- Element data from apps and pages:

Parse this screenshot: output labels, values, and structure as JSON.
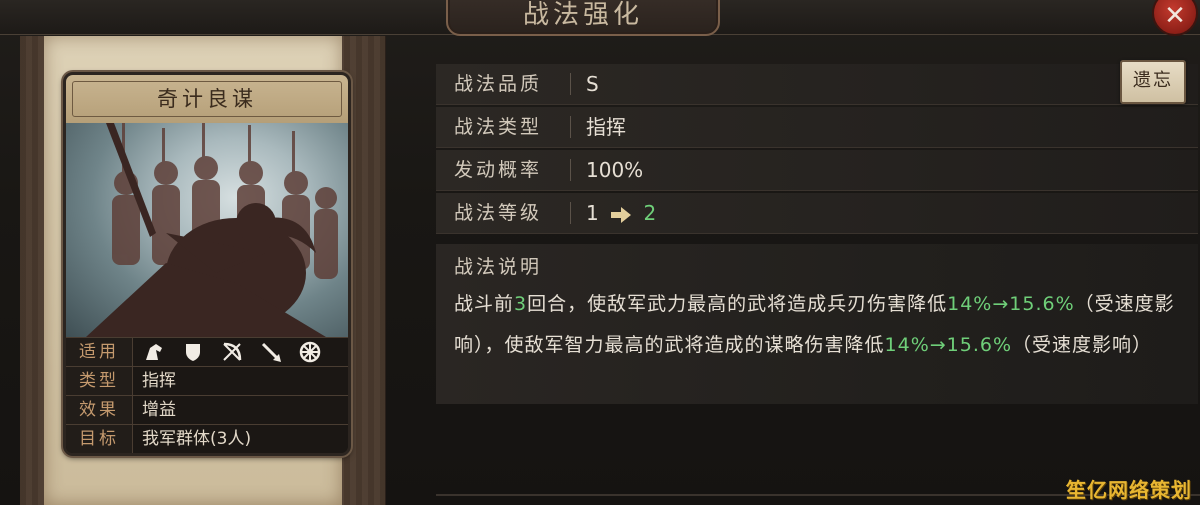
{
  "header": {
    "title": "战法强化",
    "close_symbol": "✕"
  },
  "card": {
    "name": "奇计良谋",
    "rows": [
      {
        "label": "适用",
        "icons": [
          "cavalry-icon",
          "shield-icon",
          "archer-icon",
          "spear-icon",
          "wheel-icon"
        ]
      },
      {
        "label": "类型",
        "value": "指挥"
      },
      {
        "label": "效果",
        "value": "增益"
      },
      {
        "label": "目标",
        "value": "我军群体(3人)"
      }
    ]
  },
  "attributes": [
    {
      "label": "战法品质",
      "value": "S"
    },
    {
      "label": "战法类型",
      "value": "指挥"
    },
    {
      "label": "发动概率",
      "value": "100%"
    },
    {
      "label": "战法等级",
      "value_from": "1",
      "value_to": "2"
    }
  ],
  "replace_button": "遗忘",
  "description": {
    "title": "战法说明",
    "segments": [
      {
        "text": "战斗前",
        "green": false
      },
      {
        "text": "3",
        "green": true
      },
      {
        "text": "回合，使敌军武力最高的武将造成兵刃伤害降低",
        "green": false
      },
      {
        "text": "14%→15.6%",
        "green": true
      },
      {
        "text": "（受速度影响），使敌军智力最高的武将造成的谋略伤害降低",
        "green": false
      },
      {
        "text": "14%→15.6%",
        "green": true
      },
      {
        "text": "（受速度影响）",
        "green": false
      }
    ]
  },
  "watermark": "笙亿网络策划",
  "colors": {
    "highlight_green": "#6fcf79",
    "label_orange": "#c59a6e",
    "close_red": "#c33a2e"
  }
}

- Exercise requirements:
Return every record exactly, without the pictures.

- Exercise result:
Parse this screenshot: output labels, values, and structure as JSON.
{
  "header": {
    "title": "战法强化",
    "close_symbol": "✕"
  },
  "card": {
    "name": "奇计良谋",
    "rows": [
      {
        "label": "适用",
        "icons": [
          "cavalry-icon",
          "shield-icon",
          "archer-icon",
          "spear-icon",
          "wheel-icon"
        ]
      },
      {
        "label": "类型",
        "value": "指挥"
      },
      {
        "label": "效果",
        "value": "增益"
      },
      {
        "label": "目标",
        "value": "我军群体(3人)"
      }
    ]
  },
  "attributes": [
    {
      "label": "战法品质",
      "value": "S"
    },
    {
      "label": "战法类型",
      "value": "指挥"
    },
    {
      "label": "发动概率",
      "value": "100%"
    },
    {
      "label": "战法等级",
      "value_from": "1",
      "value_to": "2"
    }
  ],
  "replace_button": "遗忘",
  "description": {
    "title": "战法说明",
    "segments": [
      {
        "text": "战斗前",
        "green": false
      },
      {
        "text": "3",
        "green": true
      },
      {
        "text": "回合，使敌军武力最高的武将造成兵刃伤害降低",
        "green": false
      },
      {
        "text": "14%→15.6%",
        "green": true
      },
      {
        "text": "（受速度影响），使敌军智力最高的武将造成的谋略伤害降低",
        "green": false
      },
      {
        "text": "14%→15.6%",
        "green": true
      },
      {
        "text": "（受速度影响）",
        "green": false
      }
    ]
  },
  "watermark": "笙亿网络策划",
  "colors": {
    "highlight_green": "#6fcf79",
    "label_orange": "#c59a6e",
    "close_red": "#c33a2e"
  }
}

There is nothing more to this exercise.